This nerd-tastic enjoyment is mostly thanks to some pretty fantastic teachers. Back in college, I took a professional writing class with Burton Klein, an adjunct professor at TCNJ who taught his students how to write cover letters that stood out. Later on, I took several continuing education classes with Susan Shapiro. She taught me everything I know about establishing a connection with editors.

Now, I’m someone who — according to my friends — “gives good email.”

Thank god. I’m pretty hopeless when it comes to in-person interaction.

I even offer a coaching package for those seeking out help with query letters in particular: Cover Letters: Quick, Easy & Awesome.

In the past, I’ve blogged about the basics of query letters: 1. Establish a connection. 2. Lay out your idea. 3. Sell yourself. 4. Wrap it all up. But is it really so simple?

Yes… and no.

To really set yourself apart, you should be adding in some extras. [Read more…]

The Freelance Writing Book That Will Take You From Small Potatoes to Professional

About a month ago, I attended the annual American Society of Journalists and Authors (ASJA) conference for the first time ever, having snagged a free day pass because I was a panelist.

I had a fantastic time. I popped my public speaking cherry. I took a shit-ton of notes at the other panels I attended. I drank too much wine at the end-of-day cocktail party and met some pretty darn awesome writers. I was so impressed by the strong community of professional freelance writers that I wanted moremoreMORE!

So I applied to be a member and then sat back and waited.

And then I got fidgety and impatient and started reading the copy of The ASJA Guide to Freelance Writing I’d picked up the conference. [Read more…]

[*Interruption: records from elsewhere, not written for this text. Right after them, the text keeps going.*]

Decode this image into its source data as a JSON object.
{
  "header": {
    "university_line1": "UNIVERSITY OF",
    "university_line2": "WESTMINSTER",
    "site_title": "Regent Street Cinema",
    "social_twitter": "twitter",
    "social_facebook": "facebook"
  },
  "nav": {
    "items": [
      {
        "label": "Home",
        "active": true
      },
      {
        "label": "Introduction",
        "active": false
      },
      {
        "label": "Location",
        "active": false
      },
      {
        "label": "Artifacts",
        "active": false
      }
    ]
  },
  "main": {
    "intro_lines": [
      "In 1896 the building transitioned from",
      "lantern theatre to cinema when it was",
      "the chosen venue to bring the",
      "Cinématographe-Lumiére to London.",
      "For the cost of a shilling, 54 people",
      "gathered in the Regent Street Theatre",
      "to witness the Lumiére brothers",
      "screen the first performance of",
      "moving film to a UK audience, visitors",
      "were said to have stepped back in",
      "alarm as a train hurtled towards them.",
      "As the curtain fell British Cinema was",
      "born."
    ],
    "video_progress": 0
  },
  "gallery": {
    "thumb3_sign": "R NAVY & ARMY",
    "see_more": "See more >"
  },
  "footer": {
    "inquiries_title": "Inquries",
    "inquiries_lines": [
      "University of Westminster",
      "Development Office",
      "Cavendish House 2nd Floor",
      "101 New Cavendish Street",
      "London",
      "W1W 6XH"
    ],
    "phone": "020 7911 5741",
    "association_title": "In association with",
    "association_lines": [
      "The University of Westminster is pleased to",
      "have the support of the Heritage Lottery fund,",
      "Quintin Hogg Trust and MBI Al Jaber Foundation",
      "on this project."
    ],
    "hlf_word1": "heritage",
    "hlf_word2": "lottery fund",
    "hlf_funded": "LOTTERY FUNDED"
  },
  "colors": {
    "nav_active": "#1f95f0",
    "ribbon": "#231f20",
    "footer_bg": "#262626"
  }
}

How To Achieve Full-Time Success with Part-Time Hours

Forget grad school. As most of you know, I’m a huge proponent of learning by doing. Of course, before I do anything, I also typically read a shit-ton of books. (All of the education at a fraction of the cost!)

Back in 2007, it was Michelle Goodman’s The Anti 9-to-5 Guide that got me up and running as a full-time freelancer. Later on, I read My So-Called Freelance Life (also by Goodman) and wished I’d had it from the very beginning.

Last week, I speed-read Kelly James-Enger’s Writer for Hire: 101 Secrets to Freelance Success and realized it was the book I should have had when the economy — and my business — first hit the skids. Luckily, no matter how long you’ve been freelancing, there’s always something to learn.

I’ve been reading Kelly’s blog — Dollars and Deadlines — for awhile now, and also recommend her book on ghostwriting and coauthoring — Goodbye Byline, Hello Big Bucks — to just about every writer I come into contact with. So I was thrilled when I heard she had written a new book. In fact, I devoured the entire thing in two days, dog-earing pages on market research, story ideas, reprints, and contract templates.

What struck me the most, however, was that Kelly had created a level of success that allowed her to bring in a full-time income while working part-time hours.

Basically, my idea of perfection.

After the jump, Kelly is generous enough to share how you can do the same. [Read more…]